▶ _Task objective_
Every entry that follows should be reproduced exactly.

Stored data

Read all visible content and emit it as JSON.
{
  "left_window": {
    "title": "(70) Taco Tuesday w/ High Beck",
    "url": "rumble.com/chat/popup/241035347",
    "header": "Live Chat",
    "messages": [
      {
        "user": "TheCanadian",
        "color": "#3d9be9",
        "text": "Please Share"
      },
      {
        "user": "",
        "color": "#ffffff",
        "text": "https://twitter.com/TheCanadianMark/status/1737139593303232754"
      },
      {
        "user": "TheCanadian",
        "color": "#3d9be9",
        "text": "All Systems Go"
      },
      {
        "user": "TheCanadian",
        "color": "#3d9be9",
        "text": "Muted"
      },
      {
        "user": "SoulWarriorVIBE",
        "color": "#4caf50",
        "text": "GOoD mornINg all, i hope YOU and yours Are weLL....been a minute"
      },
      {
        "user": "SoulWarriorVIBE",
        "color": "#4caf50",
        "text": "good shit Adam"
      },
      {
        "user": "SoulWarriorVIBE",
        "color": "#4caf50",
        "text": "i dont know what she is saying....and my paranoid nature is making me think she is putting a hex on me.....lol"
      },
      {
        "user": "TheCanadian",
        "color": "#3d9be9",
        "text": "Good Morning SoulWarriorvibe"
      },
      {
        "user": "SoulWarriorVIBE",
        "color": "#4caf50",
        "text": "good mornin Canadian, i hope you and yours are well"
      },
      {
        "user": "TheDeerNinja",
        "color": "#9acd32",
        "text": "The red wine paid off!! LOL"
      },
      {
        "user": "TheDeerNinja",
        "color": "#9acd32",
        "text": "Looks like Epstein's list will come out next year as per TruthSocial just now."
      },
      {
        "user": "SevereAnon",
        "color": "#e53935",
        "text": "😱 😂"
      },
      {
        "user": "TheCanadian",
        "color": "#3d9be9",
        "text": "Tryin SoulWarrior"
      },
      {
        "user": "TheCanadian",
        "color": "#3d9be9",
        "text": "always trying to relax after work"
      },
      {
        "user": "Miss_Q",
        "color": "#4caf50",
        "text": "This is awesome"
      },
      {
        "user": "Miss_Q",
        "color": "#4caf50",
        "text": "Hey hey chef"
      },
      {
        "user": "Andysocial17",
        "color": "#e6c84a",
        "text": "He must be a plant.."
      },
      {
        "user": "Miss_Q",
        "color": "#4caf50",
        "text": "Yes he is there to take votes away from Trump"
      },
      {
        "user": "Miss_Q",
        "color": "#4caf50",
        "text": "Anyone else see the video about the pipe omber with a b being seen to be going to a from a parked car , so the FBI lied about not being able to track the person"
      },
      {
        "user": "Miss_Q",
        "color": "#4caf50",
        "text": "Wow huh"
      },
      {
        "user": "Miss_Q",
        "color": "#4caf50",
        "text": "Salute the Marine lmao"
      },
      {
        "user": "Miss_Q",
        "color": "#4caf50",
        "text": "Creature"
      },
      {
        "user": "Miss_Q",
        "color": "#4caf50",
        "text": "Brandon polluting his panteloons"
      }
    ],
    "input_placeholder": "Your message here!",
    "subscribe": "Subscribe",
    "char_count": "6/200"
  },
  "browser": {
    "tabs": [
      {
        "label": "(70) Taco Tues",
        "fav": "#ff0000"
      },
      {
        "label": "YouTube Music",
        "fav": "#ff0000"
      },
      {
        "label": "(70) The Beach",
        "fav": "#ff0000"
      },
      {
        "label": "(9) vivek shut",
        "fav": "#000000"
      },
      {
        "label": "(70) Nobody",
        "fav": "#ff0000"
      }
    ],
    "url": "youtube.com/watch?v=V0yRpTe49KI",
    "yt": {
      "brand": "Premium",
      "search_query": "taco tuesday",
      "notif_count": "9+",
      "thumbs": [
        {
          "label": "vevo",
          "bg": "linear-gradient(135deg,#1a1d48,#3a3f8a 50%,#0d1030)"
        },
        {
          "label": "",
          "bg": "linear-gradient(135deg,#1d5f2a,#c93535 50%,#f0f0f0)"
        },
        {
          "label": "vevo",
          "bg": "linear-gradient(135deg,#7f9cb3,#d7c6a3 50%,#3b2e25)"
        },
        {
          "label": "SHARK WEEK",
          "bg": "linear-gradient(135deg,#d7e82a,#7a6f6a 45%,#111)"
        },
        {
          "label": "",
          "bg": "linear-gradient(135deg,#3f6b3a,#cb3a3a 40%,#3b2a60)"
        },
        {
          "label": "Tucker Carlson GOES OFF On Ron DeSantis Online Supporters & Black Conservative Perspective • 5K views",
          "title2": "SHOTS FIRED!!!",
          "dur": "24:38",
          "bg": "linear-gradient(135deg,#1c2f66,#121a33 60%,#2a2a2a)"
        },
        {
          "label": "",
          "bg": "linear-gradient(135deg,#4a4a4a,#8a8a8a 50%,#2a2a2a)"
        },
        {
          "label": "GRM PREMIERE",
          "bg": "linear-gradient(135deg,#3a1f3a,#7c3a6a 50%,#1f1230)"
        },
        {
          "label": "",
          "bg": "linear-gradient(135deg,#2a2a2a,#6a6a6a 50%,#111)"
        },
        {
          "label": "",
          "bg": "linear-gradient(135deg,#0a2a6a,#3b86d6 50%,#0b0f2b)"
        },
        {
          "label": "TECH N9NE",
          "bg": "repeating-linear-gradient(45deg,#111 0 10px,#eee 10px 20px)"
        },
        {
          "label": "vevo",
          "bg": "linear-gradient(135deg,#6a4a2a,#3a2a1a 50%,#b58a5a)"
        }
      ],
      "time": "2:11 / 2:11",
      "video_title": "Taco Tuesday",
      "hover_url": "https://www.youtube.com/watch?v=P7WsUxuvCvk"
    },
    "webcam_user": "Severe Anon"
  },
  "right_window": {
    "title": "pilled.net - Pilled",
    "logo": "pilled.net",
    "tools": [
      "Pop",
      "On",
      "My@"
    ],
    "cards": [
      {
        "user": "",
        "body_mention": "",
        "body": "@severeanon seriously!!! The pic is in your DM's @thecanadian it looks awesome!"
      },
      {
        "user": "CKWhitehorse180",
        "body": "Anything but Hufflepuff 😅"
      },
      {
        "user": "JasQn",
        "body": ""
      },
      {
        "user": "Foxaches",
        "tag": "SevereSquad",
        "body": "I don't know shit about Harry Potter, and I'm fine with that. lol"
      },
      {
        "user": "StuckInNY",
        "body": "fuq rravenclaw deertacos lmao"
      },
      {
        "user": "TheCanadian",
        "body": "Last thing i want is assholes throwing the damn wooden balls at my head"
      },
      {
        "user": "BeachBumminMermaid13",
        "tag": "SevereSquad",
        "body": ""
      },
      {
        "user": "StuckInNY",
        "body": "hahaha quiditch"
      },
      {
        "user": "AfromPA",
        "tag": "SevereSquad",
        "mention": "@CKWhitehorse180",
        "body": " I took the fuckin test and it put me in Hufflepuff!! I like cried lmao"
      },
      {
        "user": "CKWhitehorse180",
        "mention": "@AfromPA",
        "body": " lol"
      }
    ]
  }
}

▶ _Answer below_
Read all visible content and emit it as JSON.
{
  "left_window": {
    "title": "(70) Taco Tuesday w/ High Beck",
    "url": "rumble.com/chat/popup/241035347",
    "header": "Live Chat",
    "messages": [
      {
        "user": "TheCanadian",
        "color": "#3d9be9",
        "text": "Please Share"
      },
      {
        "user": "",
        "color": "#ffffff",
        "text": "https://twitter.com/TheCanadianMark/status/1737139593303232754"
      },
      {
        "user": "TheCanadian",
        "color": "#3d9be9",
        "text": "All Systems Go"
      },
      {
        "user": "TheCanadian",
        "color": "#3d9be9",
        "text": "Muted"
      },
      {
        "user": "SoulWarriorVIBE",
        "color": "#4caf50",
        "text": "GOoD mornINg all, i hope YOU and yours Are weLL....been a minute"
      },
      {
        "user": "SoulWarriorVIBE",
        "color": "#4caf50",
        "text": "good shit Adam"
      },
      {
        "user": "SoulWarriorVIBE",
        "color": "#4caf50",
        "text": "i dont know what she is saying....and my paranoid nature is making me think she is putting a hex on me.....lol"
      },
      {
        "user": "TheCanadian",
        "color": "#3d9be9",
        "text": "Good Morning SoulWarriorvibe"
      },
      {
        "user": "SoulWarriorVIBE",
        "color": "#4caf50",
        "text": "good mornin Canadian, i hope you and yours are well"
      },
      {
        "user": "TheDeerNinja",
        "color": "#9acd32",
        "text": "The red wine paid off!! LOL"
      },
      {
        "user": "TheDeerNinja",
        "color": "#9acd32",
        "text": "Looks like Epstein's list will come out next year as per TruthSocial just now."
      },
      {
        "user": "SevereAnon",
        "color": "#e53935",
        "text": "😱 😂"
      },
      {
        "user": "TheCanadian",
        "color": "#3d9be9",
        "text": "Tryin SoulWarrior"
      },
      {
        "user": "TheCanadian",
        "color": "#3d9be9",
        "text": "always trying to relax after work"
      },
      {
        "user": "Miss_Q",
        "color": "#4caf50",
        "text": "This is awesome"
      },
      {
        "user": "Miss_Q",
        "color": "#4caf50",
        "text": "Hey hey chef"
      },
      {
        "user": "Andysocial17",
        "color": "#e6c84a",
        "text": "He must be a plant.."
      },
      {
        "user": "Miss_Q",
        "color": "#4caf50",
        "text": "Yes he is there to take votes away from Trump"
      },
      {
        "user": "Miss_Q",
        "color": "#4caf50",
        "text": "Anyone else see the video about the pipe omber with a b being seen to be going to a from a parked car , so the FBI lied about not being able to track the person"
      },
      {
        "user": "Miss_Q",
        "color": "#4caf50",
        "text": "Wow huh"
      },
      {
        "user": "Miss_Q",
        "color": "#4caf50",
        "text": "Salute the Marine lmao"
      },
      {
        "user": "Miss_Q",
        "color": "#4caf50",
        "text": "Creature"
      },
      {
        "user": "Miss_Q",
        "color": "#4caf50",
        "text": "Brandon polluting his panteloons"
      }
    ],
    "input_placeholder": "Your message here!",
    "subscribe": "Subscribe",
    "char_count": "6/200"
  },
  "browser": {
    "tabs": [
      {
        "label": "(70) Taco Tues",
        "fav": "#ff0000"
      },
      {
        "label": "YouTube Music",
        "fav": "#ff0000"
      },
      {
        "label": "(70) The Beach",
        "fav": "#ff0000"
      },
      {
        "label": "(9) vivek shut",
        "fav": "#000000"
      },
      {
        "label": "(70) Nobody",
        "fav": "#ff0000"
      }
    ],
    "url": "youtube.com/watch?v=V0yRpTe49KI",
    "yt": {
      "brand": "Premium",
      "search_query": "taco tuesday",
      "notif_count": "9+",
      "thumbs": [
        {
          "label": "vevo",
          "bg": "linear-gradient(135deg,#1a1d48,#3a3f8a 50%,#0d1030)"
        },
        {
          "label": "",
          "bg": "linear-gradient(135deg,#1d5f2a,#c93535 50%,#f0f0f0)"
        },
        {
          "label": "vevo",
          "bg": "linear-gradient(135deg,#7f9cb3,#d7c6a3 50%,#3b2e25)"
        },
        {
          "label": "SHARK WEEK",
          "bg": "linear-gradient(135deg,#d7e82a,#7a6f6a 45%,#111)"
        },
        {
          "label": "",
          "bg": "linear-gradient(135deg,#3f6b3a,#cb3a3a 40%,#3b2a60)"
        },
        {
          "label": "Tucker Carlson GOES OFF On Ron DeSantis Online Supporters & Black Conservative Perspective • 5K views",
          "title2": "SHOTS FIRED!!!",
          "dur": "24:38",
          "bg": "linear-gradient(135deg,#1c2f66,#121a33 60%,#2a2a2a)"
        },
        {
          "label": "",
          "bg": "linear-gradient(135deg,#4a4a4a,#8a8a8a 50%,#2a2a2a)"
        },
        {
          "label": "GRM PREMIERE",
          "bg": "linear-gradient(135deg,#3a1f3a,#7c3a6a 50%,#1f1230)"
        },
        {
          "label": "",
          "bg": "linear-gradient(135deg,#2a2a2a,#6a6a6a 50%,#111)"
        },
        {
          "label": "",
          "bg": "linear-gradient(135deg,#0a2a6a,#3b86d6 50%,#0b0f2b)"
        },
        {
          "label": "TECH N9NE",
          "bg": "repeating-linear-gradient(45deg,#111 0 10px,#eee 10px 20px)"
        },
        {
          "label": "vevo",
          "bg": "linear-gradient(135deg,#6a4a2a,#3a2a1a 50%,#b58a5a)"
        }
      ],
      "time": "2:11 / 2:11",
      "video_title": "Taco Tuesday",
      "hover_url": "https://www.youtube.com/watch?v=P7WsUxuvCvk"
    },
    "webcam_user": "Severe Anon"
  },
  "right_window": {
    "title": "pilled.net - Pilled",
    "logo": "pilled.net",
    "tools": [
      "Pop",
      "On",
      "My@"
    ],
    "cards": [
      {
        "user": "",
        "body_mention": "",
        "body": "@severeanon seriously!!! The pic is in your DM's @thecanadian it looks awesome!"
      },
      {
        "user": "CKWhitehorse180",
        "body": "Anything but Hufflepuff 😅"
      },
      {
        "user": "JasQn",
        "body": ""
      },
      {
        "user": "Foxaches",
        "tag": "SevereSquad",
        "body": "I don't know shit about Harry Potter, and I'm fine with that. lol"
      },
      {
        "user": "StuckInNY",
        "body": "fuq rravenclaw deertacos lmao"
      },
      {
        "user": "TheCanadian",
        "body": "Last thing i want is assholes throwing the damn wooden balls at my head"
      },
      {
        "user": "BeachBumminMermaid13",
        "tag": "SevereSquad",
        "body": ""
      },
      {
        "user": "StuckInNY",
        "body": "hahaha quiditch"
      },
      {
        "user": "AfromPA",
        "tag": "SevereSquad",
        "mention": "@CKWhitehorse180",
        "body": " I took the fuckin test and it put me in Hufflepuff!! I like cried lmao"
      },
      {
        "user": "CKWhitehorse180",
        "mention": "@AfromPA",
        "body": " lol"
      }
    ]
  }
}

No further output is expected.